Here's How to Stand Out in a Group Interview

Alex Woodward |
Alex is a Growth Marketing Manager at Snagajob, where she works with sales to help connect businesses with the right workers. Her first hourly job was as a barista at Caribou Coffee.
Categories: Interviewing

I remember walking into my first group interview – the holiday season was about to start and I needed a job. After submitting who knows how many applications, I finally landed a group interview at a retail store.

I figured a group interview was just like any other job interviewHow wrong I was.

I was interviewed along with ten other applicants, right in the middle of the store. The interview was a confusing mix of activities and questions I stumbled through awkwardly. Spoiler alert: I didn't get the job.

I recently spoke with Patrick Edmunds, a former hiring manager who held group interviews - sometimes with 50 or 60 candidates at once – for a nationally known fitness center. Here's what he said about nailing group interviews:

What are group interviews like?

"It's probably not going to be like any interview you've ever had before."

Group interviews follow a completely different format; plan for a two- to three-hour interview session with a lot of activities. "For us to see how someone performed in a group dynamic was really, really important," says Edmunds. That means it's not just about standing out from the crowd, it's about working well with your fellow applicants.

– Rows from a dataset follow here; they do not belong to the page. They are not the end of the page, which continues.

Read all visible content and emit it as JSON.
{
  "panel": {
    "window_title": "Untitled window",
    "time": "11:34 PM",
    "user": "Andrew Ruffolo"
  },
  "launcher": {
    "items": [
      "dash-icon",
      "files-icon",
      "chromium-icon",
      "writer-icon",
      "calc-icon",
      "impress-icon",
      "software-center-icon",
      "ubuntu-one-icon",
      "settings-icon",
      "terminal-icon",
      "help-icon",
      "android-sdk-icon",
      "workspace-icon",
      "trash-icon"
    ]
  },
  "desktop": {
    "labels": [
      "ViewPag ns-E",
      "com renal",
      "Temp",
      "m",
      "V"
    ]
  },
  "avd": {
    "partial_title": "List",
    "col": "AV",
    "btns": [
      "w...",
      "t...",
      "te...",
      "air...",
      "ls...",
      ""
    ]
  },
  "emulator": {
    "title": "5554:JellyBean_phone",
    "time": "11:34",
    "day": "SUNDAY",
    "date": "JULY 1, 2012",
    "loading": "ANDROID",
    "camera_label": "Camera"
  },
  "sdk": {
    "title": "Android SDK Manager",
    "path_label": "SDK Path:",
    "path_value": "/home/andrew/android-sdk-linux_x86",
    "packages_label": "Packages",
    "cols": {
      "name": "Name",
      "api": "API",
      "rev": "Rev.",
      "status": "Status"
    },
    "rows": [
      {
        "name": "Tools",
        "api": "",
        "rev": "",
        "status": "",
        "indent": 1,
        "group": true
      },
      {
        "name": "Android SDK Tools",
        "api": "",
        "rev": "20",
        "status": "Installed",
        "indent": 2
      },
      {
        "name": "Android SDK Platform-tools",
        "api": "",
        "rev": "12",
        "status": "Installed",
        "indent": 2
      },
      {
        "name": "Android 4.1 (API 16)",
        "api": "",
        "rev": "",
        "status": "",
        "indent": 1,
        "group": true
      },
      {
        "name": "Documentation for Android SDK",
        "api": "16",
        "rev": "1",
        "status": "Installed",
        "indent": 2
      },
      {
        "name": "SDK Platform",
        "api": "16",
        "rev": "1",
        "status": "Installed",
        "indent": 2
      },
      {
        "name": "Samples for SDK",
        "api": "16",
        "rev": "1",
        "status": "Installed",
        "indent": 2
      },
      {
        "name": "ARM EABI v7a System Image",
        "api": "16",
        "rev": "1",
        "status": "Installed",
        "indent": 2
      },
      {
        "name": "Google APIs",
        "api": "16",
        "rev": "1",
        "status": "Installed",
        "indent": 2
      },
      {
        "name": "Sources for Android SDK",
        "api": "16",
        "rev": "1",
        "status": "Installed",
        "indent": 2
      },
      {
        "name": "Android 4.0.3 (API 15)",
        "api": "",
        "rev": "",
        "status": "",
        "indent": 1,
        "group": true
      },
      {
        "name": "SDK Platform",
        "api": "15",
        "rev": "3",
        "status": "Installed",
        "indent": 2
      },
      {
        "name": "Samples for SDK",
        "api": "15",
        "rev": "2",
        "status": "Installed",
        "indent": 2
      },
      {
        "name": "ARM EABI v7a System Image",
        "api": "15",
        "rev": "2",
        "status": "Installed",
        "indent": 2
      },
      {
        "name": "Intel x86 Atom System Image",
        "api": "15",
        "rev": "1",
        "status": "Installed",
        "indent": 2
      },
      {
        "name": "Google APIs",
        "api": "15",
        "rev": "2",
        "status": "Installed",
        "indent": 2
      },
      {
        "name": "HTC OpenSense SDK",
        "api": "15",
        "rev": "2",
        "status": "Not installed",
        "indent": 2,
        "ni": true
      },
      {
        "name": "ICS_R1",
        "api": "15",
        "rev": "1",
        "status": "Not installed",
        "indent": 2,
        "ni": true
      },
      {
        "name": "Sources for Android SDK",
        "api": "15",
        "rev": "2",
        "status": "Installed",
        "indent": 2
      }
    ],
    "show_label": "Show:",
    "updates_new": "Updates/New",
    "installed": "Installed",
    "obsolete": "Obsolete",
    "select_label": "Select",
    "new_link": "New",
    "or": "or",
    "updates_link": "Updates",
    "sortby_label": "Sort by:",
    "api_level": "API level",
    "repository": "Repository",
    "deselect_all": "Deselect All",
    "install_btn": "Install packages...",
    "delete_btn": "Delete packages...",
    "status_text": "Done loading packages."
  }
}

Interview activities depend on the position you are applying for, but expect them to be challenging and highly interactive. "We would challenge applicants to see outside the box and see how they responded. We looked for flexibility and response to diversity. Applicants were grouped with people they had never met before to see how sensitive they were to issues in diversity."

How you can stand out?

  • Be open-minded: You are probably going to encounter something you weren't expecting, Edmunds advises candidates to be willing to try something new. "There are ways to participate that are not just proving how much you know. Don't feel like you need to answer every question. Just try something new or take a risk. For us, candidates would have to get in front of the group to act something out. Maybe you look silly but you were willing to try new things."

  • Be personable: "Be willing to listen to others. Part of the test is how you work with others," says Edmunds. "[Group activities] helped us see who was a leader or follower, whether they were reserved or overpowering in a group setting."

  • Be assertive (but not aggressive): Edmunds really emphasized this point. "In a group interview, it can be very easy to get lost in the crowd. In a group of 20 or 30 people, you want your interviewer to remember you. If we can't remember who you are, we can't offer you a job. But don't be aggressive.


    I've seen applicants who feel they need to steal the show, but that's not what we're looking for.


    Be assertive but also give opportunities for other people to shine.

  • Be proactive: "I really appreciated when during some part of the interview, individuals took the time to introduce themselves. Not barging in on other people. But maybe someone waited around afterwards or came a little early to introduce themselves," says Edmunds.

If I had used Edmunds' advice, I have a feeling I would have had a much better chance in my group interview - but it's not too late for you. Follow these tips and you can nail your group interview. Good luck!